Therefore, some training in these areas by a skilled counselor/teacher would improve the program. As the peer tutors met for training, they could share problems and progress and build the spirit of the program. Incidentally, I would recommend avoiding rewards and incentives designed to attract students to the program that had nothing to do with helping students such as parties, trips, etc., that might attract students with no honest concern or sensitivity for helping and teaching.
(Form 1) SIUSLAW HIGH SCHOOL GUIDELINES FOR THE PEER TUTOR PROGRAM (PTInfo.98B) 10/28/98 TUTORS 1. A tutor can be any student who is on the *unstructured list, grades 10-12. [*Is not assigned to a study hall.] 2. The tutor must be willing to spend at least one hour per week with students needing academic help. 3. Tutors must be knowledgeable in a specific area. 4. It will be noted on a tutor's transcript that he/she participated in the program.

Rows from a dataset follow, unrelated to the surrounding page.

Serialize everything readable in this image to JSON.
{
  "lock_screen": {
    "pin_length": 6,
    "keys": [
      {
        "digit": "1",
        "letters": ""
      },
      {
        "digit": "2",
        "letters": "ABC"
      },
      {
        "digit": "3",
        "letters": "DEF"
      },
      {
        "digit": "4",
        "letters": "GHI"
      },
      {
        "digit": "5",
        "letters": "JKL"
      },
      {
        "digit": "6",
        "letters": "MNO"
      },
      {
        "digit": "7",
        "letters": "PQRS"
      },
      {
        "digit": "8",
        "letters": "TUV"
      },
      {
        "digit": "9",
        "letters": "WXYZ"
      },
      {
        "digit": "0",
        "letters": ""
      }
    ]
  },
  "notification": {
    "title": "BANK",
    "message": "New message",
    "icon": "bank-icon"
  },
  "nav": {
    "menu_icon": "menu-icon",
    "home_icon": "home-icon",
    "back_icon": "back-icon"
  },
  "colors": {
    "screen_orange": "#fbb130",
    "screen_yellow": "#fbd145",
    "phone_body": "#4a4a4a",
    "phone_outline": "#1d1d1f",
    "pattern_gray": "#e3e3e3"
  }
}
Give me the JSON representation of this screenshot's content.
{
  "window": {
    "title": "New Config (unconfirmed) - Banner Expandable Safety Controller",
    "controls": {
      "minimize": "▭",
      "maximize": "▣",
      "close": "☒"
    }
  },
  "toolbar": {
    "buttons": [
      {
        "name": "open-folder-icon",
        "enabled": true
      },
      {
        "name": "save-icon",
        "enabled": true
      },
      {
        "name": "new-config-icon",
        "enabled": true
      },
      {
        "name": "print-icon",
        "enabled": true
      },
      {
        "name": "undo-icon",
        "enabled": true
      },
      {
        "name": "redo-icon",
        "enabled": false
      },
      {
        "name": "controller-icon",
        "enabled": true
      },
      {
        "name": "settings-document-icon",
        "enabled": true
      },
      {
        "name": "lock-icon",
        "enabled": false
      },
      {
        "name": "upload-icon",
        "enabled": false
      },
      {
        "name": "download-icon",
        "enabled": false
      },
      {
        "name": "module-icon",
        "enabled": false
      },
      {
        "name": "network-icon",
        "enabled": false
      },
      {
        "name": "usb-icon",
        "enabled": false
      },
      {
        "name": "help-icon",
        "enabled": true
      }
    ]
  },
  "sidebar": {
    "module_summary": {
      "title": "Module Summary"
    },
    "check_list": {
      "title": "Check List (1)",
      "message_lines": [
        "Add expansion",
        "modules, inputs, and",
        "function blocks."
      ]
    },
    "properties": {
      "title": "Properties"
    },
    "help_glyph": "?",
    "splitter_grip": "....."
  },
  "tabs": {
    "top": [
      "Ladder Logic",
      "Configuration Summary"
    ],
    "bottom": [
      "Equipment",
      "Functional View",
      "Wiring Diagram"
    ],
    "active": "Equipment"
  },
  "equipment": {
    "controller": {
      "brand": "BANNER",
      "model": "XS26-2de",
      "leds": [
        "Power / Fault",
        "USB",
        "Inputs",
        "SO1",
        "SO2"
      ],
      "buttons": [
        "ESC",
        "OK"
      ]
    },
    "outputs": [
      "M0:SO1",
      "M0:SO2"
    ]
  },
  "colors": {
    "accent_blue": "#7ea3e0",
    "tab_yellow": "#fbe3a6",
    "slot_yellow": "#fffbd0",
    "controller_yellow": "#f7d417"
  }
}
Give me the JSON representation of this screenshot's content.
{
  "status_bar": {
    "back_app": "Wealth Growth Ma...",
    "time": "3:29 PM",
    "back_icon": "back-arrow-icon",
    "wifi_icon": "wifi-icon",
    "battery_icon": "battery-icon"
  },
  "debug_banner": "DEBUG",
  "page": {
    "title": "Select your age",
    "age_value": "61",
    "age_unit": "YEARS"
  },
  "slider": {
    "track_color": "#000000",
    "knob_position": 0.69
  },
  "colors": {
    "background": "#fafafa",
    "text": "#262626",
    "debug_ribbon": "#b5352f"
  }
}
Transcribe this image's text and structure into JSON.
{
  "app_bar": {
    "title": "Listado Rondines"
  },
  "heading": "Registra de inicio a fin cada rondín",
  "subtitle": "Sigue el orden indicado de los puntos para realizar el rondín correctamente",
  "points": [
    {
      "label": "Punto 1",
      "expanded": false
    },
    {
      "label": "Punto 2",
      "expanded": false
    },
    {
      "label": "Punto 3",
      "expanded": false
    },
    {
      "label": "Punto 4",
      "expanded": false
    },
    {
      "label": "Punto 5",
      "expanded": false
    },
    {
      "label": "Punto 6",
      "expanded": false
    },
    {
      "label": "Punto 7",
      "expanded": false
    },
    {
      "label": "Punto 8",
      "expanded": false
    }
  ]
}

Tutors will keep a record of help given to peers for this participation to be noted. OPERATION PROCESS 1. Students may request peer-tutor help through their classroom teacher, their study hall teacher, or any other faculty member. Students wishing assistance also may go directly to a peer tutor if one is available at an opportune time. When it is arranged, the peer tutor, with a pass, may get the student from the study hall or classroom. 2. This program will be administered by Mr. _________ and Miss _____. 3. School sponsored tutoring will occur between the hours of 8 AM and 4 PM. 4. The media center, study hall, or a conference room will be used as the tutor area, if the classroom is not suitable. 5. Those with suggestions or problems please see Mr. _________. 6. Tutors are not to do students' homework, only assist them. 7. NOTE: The peer tutor is responsible for the person being tutored, and if the tutoring is done before period ends, the person should return to their study hall, or class. [The peer tutor should make sure the student gets back to the assigned area.]Return to: Strategies for teaching